[WORK TO BE COMPLETED] Please repeat the data exactly, leaving nothing out.

[RECORD SET]
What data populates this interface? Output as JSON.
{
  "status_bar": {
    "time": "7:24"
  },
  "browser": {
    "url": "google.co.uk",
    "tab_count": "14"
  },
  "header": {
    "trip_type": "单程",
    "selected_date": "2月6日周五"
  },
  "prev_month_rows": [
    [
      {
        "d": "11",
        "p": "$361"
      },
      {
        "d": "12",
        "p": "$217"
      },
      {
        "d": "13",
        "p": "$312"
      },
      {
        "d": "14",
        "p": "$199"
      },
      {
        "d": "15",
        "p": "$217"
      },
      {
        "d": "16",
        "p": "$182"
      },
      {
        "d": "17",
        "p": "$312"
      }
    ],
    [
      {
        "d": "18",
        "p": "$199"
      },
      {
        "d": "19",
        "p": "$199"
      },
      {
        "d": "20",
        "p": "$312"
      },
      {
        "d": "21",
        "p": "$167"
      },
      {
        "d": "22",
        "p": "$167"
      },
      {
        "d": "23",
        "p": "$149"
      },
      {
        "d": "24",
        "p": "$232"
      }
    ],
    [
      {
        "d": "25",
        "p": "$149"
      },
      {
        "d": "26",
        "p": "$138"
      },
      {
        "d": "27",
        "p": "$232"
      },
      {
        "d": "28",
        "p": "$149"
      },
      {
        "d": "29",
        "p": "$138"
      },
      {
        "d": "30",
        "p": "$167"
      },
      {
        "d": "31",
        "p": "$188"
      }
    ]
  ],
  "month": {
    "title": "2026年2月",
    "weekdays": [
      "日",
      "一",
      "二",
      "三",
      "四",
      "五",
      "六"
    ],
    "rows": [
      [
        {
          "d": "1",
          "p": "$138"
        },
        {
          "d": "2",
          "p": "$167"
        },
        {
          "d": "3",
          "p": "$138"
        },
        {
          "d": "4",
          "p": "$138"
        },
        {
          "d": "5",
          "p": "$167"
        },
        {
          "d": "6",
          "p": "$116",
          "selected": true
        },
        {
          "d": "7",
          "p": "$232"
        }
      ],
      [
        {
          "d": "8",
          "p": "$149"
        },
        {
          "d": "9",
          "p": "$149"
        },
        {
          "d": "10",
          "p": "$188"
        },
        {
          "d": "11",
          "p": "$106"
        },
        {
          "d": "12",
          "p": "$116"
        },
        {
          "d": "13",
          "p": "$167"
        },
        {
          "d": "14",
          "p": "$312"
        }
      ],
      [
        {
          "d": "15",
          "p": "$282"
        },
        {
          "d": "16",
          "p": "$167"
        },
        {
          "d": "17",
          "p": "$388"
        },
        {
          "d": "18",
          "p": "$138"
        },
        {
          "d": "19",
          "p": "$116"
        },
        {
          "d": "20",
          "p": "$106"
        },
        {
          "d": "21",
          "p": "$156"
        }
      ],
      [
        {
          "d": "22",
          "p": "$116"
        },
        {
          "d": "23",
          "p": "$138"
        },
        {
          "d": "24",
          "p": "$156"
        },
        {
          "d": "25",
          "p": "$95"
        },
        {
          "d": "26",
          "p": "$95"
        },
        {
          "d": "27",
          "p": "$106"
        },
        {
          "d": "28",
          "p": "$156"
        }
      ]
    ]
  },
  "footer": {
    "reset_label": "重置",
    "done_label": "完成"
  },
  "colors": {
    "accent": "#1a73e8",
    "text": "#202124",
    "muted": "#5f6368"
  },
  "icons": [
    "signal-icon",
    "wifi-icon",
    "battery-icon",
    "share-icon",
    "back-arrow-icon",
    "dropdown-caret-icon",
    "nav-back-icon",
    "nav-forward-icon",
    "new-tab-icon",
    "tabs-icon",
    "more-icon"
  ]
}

[RESULT FOR THIS EXERCISE]
What data populates this interface? Output as JSON.
{
  "status_bar": {
    "time": "7:24"
  },
  "browser": {
    "url": "google.co.uk",
    "tab_count": "14"
  },
  "header": {
    "trip_type": "单程",
    "selected_date": "2月6日周五"
  },
  "prev_month_rows": [
    [
      {
        "d": "11",
        "p": "$361"
      },
      {
        "d": "12",
        "p": "$217"
      },
      {
        "d": "13",
        "p": "$312"
      },
      {
        "d": "14",
        "p": "$199"
      },
      {
        "d": "15",
        "p": "$217"
      },
      {
        "d": "16",
        "p": "$182"
      },
      {
        "d": "17",
        "p": "$312"
      }
    ],
    [
      {
        "d": "18",
        "p": "$199"
      },
      {
        "d": "19",
        "p": "$199"
      },
      {
        "d": "20",
        "p": "$312"
      },
      {
        "d": "21",
        "p": "$167"
      },
      {
        "d": "22",
        "p": "$167"
      },
      {
        "d": "23",
        "p": "$149"
      },
      {
        "d": "24",
        "p": "$232"
      }
    ],
    [
      {
        "d": "25",
        "p": "$149"
      },
      {
        "d": "26",
        "p": "$138"
      },
      {
        "d": "27",
        "p": "$232"
      },
      {
        "d": "28",
        "p": "$149"
      },
      {
        "d": "29",
        "p": "$138"
      },
      {
        "d": "30",
        "p": "$167"
      },
      {
        "d": "31",
        "p": "$188"
      }
    ]
  ],
  "month": {
    "title": "2026年2月",
    "weekdays": [
      "日",
      "一",
      "二",
      "三",
      "四",
      "五",
      "六"
    ],
    "rows": [
      [
        {
          "d": "1",
          "p": "$138"
        },
        {
          "d": "2",
          "p": "$167"
        },
        {
          "d": "3",
          "p": "$138"
        },
        {
          "d": "4",
          "p": "$138"
        },
        {
          "d": "5",
          "p": "$167"
        },
        {
          "d": "6",
          "p": "$116",
          "selected": true
        },
        {
          "d": "7",
          "p": "$232"
        }
      ],
      [
        {
          "d": "8",
          "p": "$149"
        },
        {
          "d": "9",
          "p": "$149"
        },
        {
          "d": "10",
          "p": "$188"
        },
        {
          "d": "11",
          "p": "$106"
        },
        {
          "d": "12",
          "p": "$116"
        },
        {
          "d": "13",
          "p": "$167"
        },
        {
          "d": "14",
          "p": "$312"
        }
      ],
      [
        {
          "d": "15",
          "p": "$282"
        },
        {
          "d": "16",
          "p": "$167"
        },
        {
          "d": "17",
          "p": "$388"
        },
        {
          "d": "18",
          "p": "$138"
        },
        {
          "d": "19",
          "p": "$116"
        },
        {
          "d": "20",
          "p": "$106"
        },
        {
          "d": "21",
          "p": "$156"
        }
      ],
      [
        {
          "d": "22",
          "p": "$116"
        },
        {
          "d": "23",
          "p": "$138"
        },
        {
          "d": "24",
          "p": "$156"
        },
        {
          "d": "25",
          "p": "$95"
        },
        {
          "d": "26",
          "p": "$95"
        },
        {
          "d": "27",
          "p": "$106"
        },
        {
          "d": "28",
          "p": "$156"
        }
      ]
    ]
  },
  "footer": {
    "reset_label": "重置",
    "done_label": "完成"
  },
  "colors": {
    "accent": "#1a73e8",
    "text": "#202124",
    "muted": "#5f6368"
  },
  "icons": [
    "signal-icon",
    "wifi-icon",
    "battery-icon",
    "share-icon",
    "back-arrow-icon",
    "dropdown-caret-icon",
    "nav-back-icon",
    "nav-forward-icon",
    "new-tab-icon",
    "tabs-icon",
    "more-icon"
  ]
}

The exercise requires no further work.